Which way to turn
To the left to the right
Straight ahead or burn

All these pathways lead the same
Fortune lost a tortured fame
One thousand callings to forsake this hill
These choices find me standing still

We were living in Hollywood and some things were going well and others were going nowhere good. We decided to pull the plug. In 2004, we sold almost everything and bought a 1986 Volkswagen Vanagon Westfalia.

I kept my cameras and large blue vintage asian art deco rug we got on sale at a place on Western which I stored at my mother's. I sit upon this rug now as I type this post. I had a pair of red Doc Martens I scored at the thrift store and a small suitcase of clothes when we packed up the van we named Bertha, me, my husband Rob and our two year old Staffie Daisy and hit the road.

I had wanted a van since middle school when my family friends since preschool came and camped on our ranch in Matilija Canyon in their pop up van. I was instantly enamored and spent the rest of my school years imagining the time when I would get my van and travel the country.

Well, the time had arrived.

We had been camping at our favorite spot in Bishop and decided to meander through Death Valley while heading generally south on a return trip to Ojai. I was still booking photo jobs, so we had to return for those periodically.

The map said there was an old mine that we wanted to check out. The road ended up being impassable but there was a shack and a man selling warm Pepsis who regaled us with stories as we sipped the decidedly unpleasant sodas. About the point when he started mentioning Charles Manson's abandoned vehicle and the fact that we were apparently a stone's through from the infamous ranch, we decided it was time to hit the road.

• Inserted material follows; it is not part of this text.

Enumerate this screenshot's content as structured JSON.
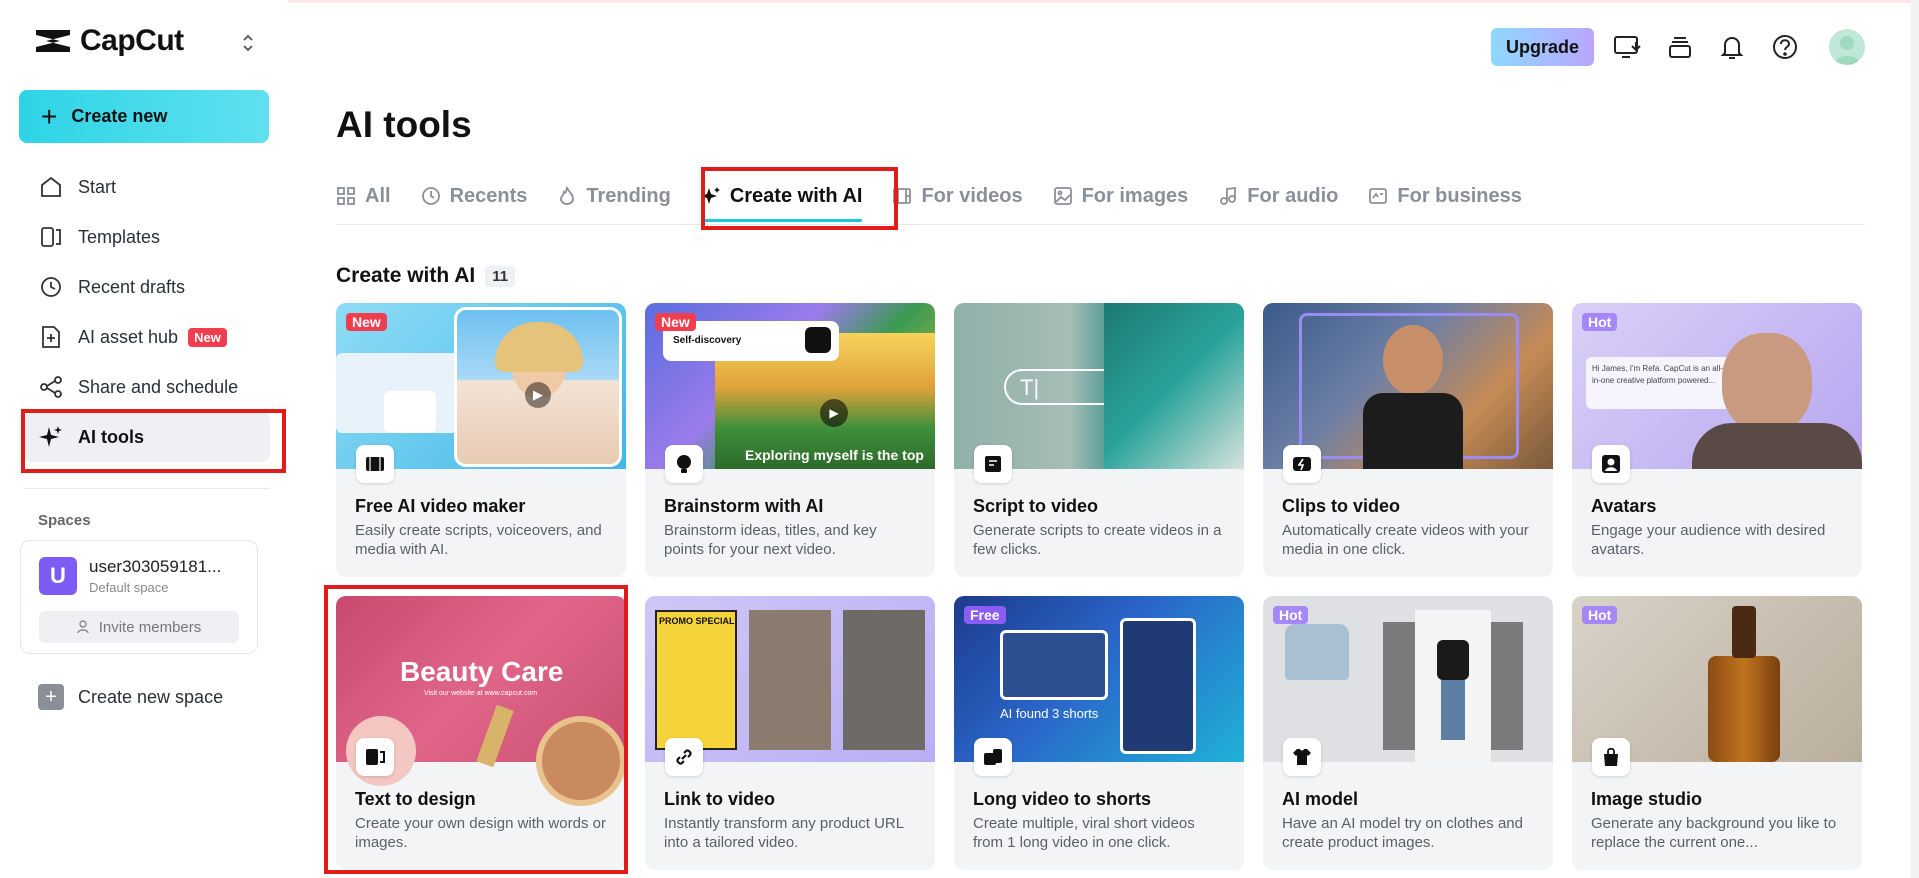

As we headed toward the main road, the sun was declining. The second I saw this view I told Rob, stop the van. I'd seen this before, in my mind. I jumped out the sliding door, crouched down touching the sand with my Nikon FE2 loaded with Ilford Delta 3200 35mm film, and made this photo.

Freed From Rage and Sorrow: Reflections of Emptiness in the American Dream
Archival pigment print mounted to dibond (framing optional)
24x36" 1/3

“Boldly Going Nowhere”
Bertha + Rob on PCH

Nearly twenty years later and the choices of then are here and now. The urgency of change echoes through centuries and still we continue down this destructive road.

The torch was passed to me and so I must carry it and pass it as best I can. The vision, the knowledge, the remembering of who we are and the practice of restoring balance to the human condition.